- [Activity]
Nothing in the data may be altered; copy it all exactly.

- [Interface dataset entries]
▬▬▬

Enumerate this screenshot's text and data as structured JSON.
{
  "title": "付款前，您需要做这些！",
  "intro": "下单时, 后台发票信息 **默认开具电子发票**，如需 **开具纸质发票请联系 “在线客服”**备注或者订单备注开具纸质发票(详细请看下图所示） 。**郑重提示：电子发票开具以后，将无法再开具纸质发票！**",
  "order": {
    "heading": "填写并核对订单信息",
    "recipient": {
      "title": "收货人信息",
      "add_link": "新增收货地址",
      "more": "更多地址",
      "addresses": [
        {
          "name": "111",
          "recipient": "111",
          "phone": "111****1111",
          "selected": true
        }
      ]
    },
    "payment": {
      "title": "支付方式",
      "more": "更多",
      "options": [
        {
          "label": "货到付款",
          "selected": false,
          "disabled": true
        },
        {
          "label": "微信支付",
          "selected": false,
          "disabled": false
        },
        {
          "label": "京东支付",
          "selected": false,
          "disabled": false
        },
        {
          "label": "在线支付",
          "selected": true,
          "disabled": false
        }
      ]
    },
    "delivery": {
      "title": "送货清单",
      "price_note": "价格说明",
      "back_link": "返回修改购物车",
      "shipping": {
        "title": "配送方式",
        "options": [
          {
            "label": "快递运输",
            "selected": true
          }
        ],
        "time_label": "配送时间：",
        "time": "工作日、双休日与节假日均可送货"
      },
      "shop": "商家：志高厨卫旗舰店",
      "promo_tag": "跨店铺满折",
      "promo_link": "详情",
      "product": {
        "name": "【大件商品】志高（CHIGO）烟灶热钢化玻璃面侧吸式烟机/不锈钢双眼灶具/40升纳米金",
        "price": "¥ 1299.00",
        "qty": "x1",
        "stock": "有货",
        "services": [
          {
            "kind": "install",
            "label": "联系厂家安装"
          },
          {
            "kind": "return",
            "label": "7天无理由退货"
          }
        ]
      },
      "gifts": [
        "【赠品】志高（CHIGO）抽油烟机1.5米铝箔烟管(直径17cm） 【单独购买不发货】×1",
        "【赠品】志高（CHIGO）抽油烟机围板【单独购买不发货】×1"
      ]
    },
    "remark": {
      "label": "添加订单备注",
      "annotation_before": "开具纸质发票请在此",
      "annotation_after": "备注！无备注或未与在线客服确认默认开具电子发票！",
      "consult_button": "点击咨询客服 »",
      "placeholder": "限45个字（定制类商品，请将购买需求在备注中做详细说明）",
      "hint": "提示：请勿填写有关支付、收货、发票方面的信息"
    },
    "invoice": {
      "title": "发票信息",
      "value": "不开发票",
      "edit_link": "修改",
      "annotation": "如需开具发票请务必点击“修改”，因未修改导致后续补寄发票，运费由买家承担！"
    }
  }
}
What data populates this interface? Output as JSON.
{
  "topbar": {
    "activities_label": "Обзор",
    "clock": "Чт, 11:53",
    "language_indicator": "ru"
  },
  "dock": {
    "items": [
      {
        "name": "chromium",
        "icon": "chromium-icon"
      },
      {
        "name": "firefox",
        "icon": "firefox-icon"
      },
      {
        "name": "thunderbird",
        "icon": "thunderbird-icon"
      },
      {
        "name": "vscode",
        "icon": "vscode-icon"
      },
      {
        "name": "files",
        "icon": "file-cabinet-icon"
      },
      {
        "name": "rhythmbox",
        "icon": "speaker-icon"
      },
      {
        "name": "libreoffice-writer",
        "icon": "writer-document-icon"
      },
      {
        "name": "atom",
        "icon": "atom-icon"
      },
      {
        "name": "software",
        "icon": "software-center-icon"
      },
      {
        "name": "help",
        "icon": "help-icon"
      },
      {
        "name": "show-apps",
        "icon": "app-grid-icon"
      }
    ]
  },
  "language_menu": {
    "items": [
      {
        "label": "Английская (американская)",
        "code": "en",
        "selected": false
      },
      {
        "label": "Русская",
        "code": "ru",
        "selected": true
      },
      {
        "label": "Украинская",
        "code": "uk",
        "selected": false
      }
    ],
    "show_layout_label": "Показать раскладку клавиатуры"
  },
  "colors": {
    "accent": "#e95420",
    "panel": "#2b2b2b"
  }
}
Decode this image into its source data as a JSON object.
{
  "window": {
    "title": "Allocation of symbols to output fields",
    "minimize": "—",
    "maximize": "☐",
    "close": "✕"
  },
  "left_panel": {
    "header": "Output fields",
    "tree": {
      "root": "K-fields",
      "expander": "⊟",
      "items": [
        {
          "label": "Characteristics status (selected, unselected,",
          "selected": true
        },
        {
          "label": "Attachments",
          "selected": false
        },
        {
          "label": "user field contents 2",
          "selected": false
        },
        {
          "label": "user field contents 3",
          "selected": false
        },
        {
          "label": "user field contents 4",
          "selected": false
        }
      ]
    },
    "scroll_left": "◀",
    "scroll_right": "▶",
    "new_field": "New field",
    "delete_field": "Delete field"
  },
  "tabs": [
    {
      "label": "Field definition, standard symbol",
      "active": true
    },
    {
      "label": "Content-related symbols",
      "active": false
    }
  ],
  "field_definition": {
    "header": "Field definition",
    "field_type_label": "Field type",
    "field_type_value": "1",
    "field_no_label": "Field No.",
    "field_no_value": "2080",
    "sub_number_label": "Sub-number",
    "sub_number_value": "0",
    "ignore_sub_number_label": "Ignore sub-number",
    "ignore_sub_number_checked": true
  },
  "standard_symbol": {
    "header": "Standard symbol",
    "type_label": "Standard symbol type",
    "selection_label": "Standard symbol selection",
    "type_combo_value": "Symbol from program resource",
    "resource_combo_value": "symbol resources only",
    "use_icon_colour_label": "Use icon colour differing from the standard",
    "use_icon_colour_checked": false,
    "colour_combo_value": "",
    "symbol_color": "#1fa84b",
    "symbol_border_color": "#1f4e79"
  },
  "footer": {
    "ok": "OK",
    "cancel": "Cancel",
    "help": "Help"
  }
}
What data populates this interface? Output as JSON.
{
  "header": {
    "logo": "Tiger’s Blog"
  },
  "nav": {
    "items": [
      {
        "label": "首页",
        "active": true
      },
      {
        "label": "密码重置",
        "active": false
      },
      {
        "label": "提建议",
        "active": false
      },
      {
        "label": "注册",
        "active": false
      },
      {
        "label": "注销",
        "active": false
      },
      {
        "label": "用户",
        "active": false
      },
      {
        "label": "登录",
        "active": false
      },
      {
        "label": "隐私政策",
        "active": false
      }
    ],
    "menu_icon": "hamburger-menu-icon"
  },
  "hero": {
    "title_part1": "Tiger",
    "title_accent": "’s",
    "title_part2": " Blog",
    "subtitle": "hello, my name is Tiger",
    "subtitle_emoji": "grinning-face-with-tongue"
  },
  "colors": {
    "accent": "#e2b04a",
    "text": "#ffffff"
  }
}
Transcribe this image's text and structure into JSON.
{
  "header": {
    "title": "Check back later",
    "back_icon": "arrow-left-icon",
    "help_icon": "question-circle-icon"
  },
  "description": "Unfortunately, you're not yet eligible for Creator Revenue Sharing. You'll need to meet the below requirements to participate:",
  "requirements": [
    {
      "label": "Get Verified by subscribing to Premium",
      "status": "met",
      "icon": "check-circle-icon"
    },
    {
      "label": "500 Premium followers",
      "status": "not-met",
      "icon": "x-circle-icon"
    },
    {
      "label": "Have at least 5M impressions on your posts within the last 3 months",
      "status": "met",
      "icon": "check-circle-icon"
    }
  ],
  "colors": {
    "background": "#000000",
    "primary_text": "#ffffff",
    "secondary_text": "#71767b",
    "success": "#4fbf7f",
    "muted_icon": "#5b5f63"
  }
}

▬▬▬

- [Reply]
Enumerate this screenshot's text and data as structured JSON.
{
  "title": "付款前，您需要做这些！",
  "intro": "下单时, 后台发票信息 **默认开具电子发票**，如需 **开具纸质发票请联系 “在线客服”**备注或者订单备注开具纸质发票(详细请看下图所示） 。**郑重提示：电子发票开具以后，将无法再开具纸质发票！**",
  "order": {
    "heading": "填写并核对订单信息",
    "recipient": {
      "title": "收货人信息",
      "add_link": "新增收货地址",
      "more": "更多地址",
      "addresses": [
        {
          "name": "111",
          "recipient": "111",
          "phone": "111****1111",
          "selected": true
        }
      ]
    },
    "payment": {
      "title": "支付方式",
      "more": "更多",
      "options": [
        {
          "label": "货到付款",
          "selected": false,
          "disabled": true
        },
        {
          "label": "微信支付",
          "selected": false,
          "disabled": false
        },
        {
          "label": "京东支付",
          "selected": false,
          "disabled": false
        },
        {
          "label": "在线支付",
          "selected": true,
          "disabled": false
        }
      ]
    },
    "delivery": {
      "title": "送货清单",
      "price_note": "价格说明",
      "back_link": "返回修改购物车",
      "shipping": {
        "title": "配送方式",
        "options": [
          {
            "label": "快递运输",
            "selected": true
          }
        ],
        "time_label": "配送时间：",
        "time": "工作日、双休日与节假日均可送货"
      },
      "shop": "商家：志高厨卫旗舰店",
      "promo_tag": "跨店铺满折",
      "promo_link": "详情",
      "product": {
        "name": "【大件商品】志高（CHIGO）烟灶热钢化玻璃面侧吸式烟机/不锈钢双眼灶具/40升纳米金",
        "price": "¥ 1299.00",
        "qty": "x1",
        "stock": "有货",
        "services": [
          {
            "kind": "install",
            "label": "联系厂家安装"
          },
          {
            "kind": "return",
            "label": "7天无理由退货"
          }
        ]
      },
      "gifts": [
        "【赠品】志高（CHIGO）抽油烟机1.5米铝箔烟管(直径17cm） 【单独购买不发货】×1",
        "【赠品】志高（CHIGO）抽油烟机围板【单独购买不发货】×1"
      ]
    },
    "remark": {
      "label": "添加订单备注",
      "annotation_before": "开具纸质发票请在此",
      "annotation_after": "备注！无备注或未与在线客服确认默认开具电子发票！",
      "consult_button": "点击咨询客服 »",
      "placeholder": "限45个字（定制类商品，请将购买需求在备注中做详细说明）",
      "hint": "提示：请勿填写有关支付、收货、发票方面的信息"
    },
    "invoice": {
      "title": "发票信息",
      "value": "不开发票",
      "edit_link": "修改",
      "annotation": "如需开具发票请务必点击“修改”，因未修改导致后续补寄发票，运费由买家承担！"
    }
  }
}
What data populates this interface? Output as JSON.
{
  "topbar": {
    "activities_label": "Обзор",
    "clock": "Чт, 11:53",
    "language_indicator": "ru"
  },
  "dock": {
    "items": [
      {
        "name": "chromium",
        "icon": "chromium-icon"
      },
      {
        "name": "firefox",
        "icon": "firefox-icon"
      },
      {
        "name": "thunderbird",
        "icon": "thunderbird-icon"
      },
      {
        "name": "vscode",
        "icon": "vscode-icon"
      },
      {
        "name": "files",
        "icon": "file-cabinet-icon"
      },
      {
        "name": "rhythmbox",
        "icon": "speaker-icon"
      },
      {
        "name": "libreoffice-writer",
        "icon": "writer-document-icon"
      },
      {
        "name": "atom",
        "icon": "atom-icon"
      },
      {
        "name": "software",
        "icon": "software-center-icon"
      },
      {
        "name": "help",
        "icon": "help-icon"
      },
      {
        "name": "show-apps",
        "icon": "app-grid-icon"
      }
    ]
  },
  "language_menu": {
    "items": [
      {
        "label": "Английская (американская)",
        "code": "en",
        "selected": false
      },
      {
        "label": "Русская",
        "code": "ru",
        "selected": true
      },
      {
        "label": "Украинская",
        "code": "uk",
        "selected": false
      }
    ],
    "show_layout_label": "Показать раскладку клавиатуры"
  },
  "colors": {
    "accent": "#e95420",
    "panel": "#2b2b2b"
  }
}
Decode this image into its source data as a JSON object.
{
  "window": {
    "title": "Allocation of symbols to output fields",
    "minimize": "—",
    "maximize": "☐",
    "close": "✕"
  },
  "left_panel": {
    "header": "Output fields",
    "tree": {
      "root": "K-fields",
      "expander": "⊟",
      "items": [
        {
          "label": "Characteristics status (selected, unselected,",
          "selected": true
        },
        {
          "label": "Attachments",
          "selected": false
        },
        {
          "label": "user field contents 2",
          "selected": false
        },
        {
          "label": "user field contents 3",
          "selected": false
        },
        {
          "label": "user field contents 4",
          "selected": false
        }
      ]
    },
    "scroll_left": "◀",
    "scroll_right": "▶",
    "new_field": "New field",
    "delete_field": "Delete field"
  },
  "tabs": [
    {
      "label": "Field definition, standard symbol",
      "active": true
    },
    {
      "label": "Content-related symbols",
      "active": false
    }
  ],
  "field_definition": {
    "header": "Field definition",
    "field_type_label": "Field type",
    "field_type_value": "1",
    "field_no_label": "Field No.",
    "field_no_value": "2080",
    "sub_number_label": "Sub-number",
    "sub_number_value": "0",
    "ignore_sub_number_label": "Ignore sub-number",
    "ignore_sub_number_checked": true
  },
  "standard_symbol": {
    "header": "Standard symbol",
    "type_label": "Standard symbol type",
    "selection_label": "Standard symbol selection",
    "type_combo_value": "Symbol from program resource",
    "resource_combo_value": "symbol resources only",
    "use_icon_colour_label": "Use icon colour differing from the standard",
    "use_icon_colour_checked": false,
    "colour_combo_value": "",
    "symbol_color": "#1fa84b",
    "symbol_border_color": "#1f4e79"
  },
  "footer": {
    "ok": "OK",
    "cancel": "Cancel",
    "help": "Help"
  }
}
What data populates this interface? Output as JSON.
{
  "header": {
    "logo": "Tiger’s Blog"
  },
  "nav": {
    "items": [
      {
        "label": "首页",
        "active": true
      },
      {
        "label": "密码重置",
        "active": false
      },
      {
        "label": "提建议",
        "active": false
      },
      {
        "label": "注册",
        "active": false
      },
      {
        "label": "注销",
        "active": false
      },
      {
        "label": "用户",
        "active": false
      },
      {
        "label": "登录",
        "active": false
      },
      {
        "label": "隐私政策",
        "active": false
      }
    ],
    "menu_icon": "hamburger-menu-icon"
  },
  "hero": {
    "title_part1": "Tiger",
    "title_accent": "’s",
    "title_part2": " Blog",
    "subtitle": "hello, my name is Tiger",
    "subtitle_emoji": "grinning-face-with-tongue"
  },
  "colors": {
    "accent": "#e2b04a",
    "text": "#ffffff"
  }
}
Transcribe this image's text and structure into JSON.
{
  "header": {
    "title": "Check back later",
    "back_icon": "arrow-left-icon",
    "help_icon": "question-circle-icon"
  },
  "description": "Unfortunately, you're not yet eligible for Creator Revenue Sharing. You'll need to meet the below requirements to participate:",
  "requirements": [
    {
      "label": "Get Verified by subscribing to Premium",
      "status": "met",
      "icon": "check-circle-icon"
    },
    {
      "label": "500 Premium followers",
      "status": "not-met",
      "icon": "x-circle-icon"
    },
    {
      "label": "Have at least 5M impressions on your posts within the last 3 months",
      "status": "met",
      "icon": "check-circle-icon"
    }
  ],
  "colors": {
    "background": "#000000",
    "primary_text": "#ffffff",
    "secondary_text": "#71767b",
    "success": "#4fbf7f",
    "muted_icon": "#5b5f63"
  }
}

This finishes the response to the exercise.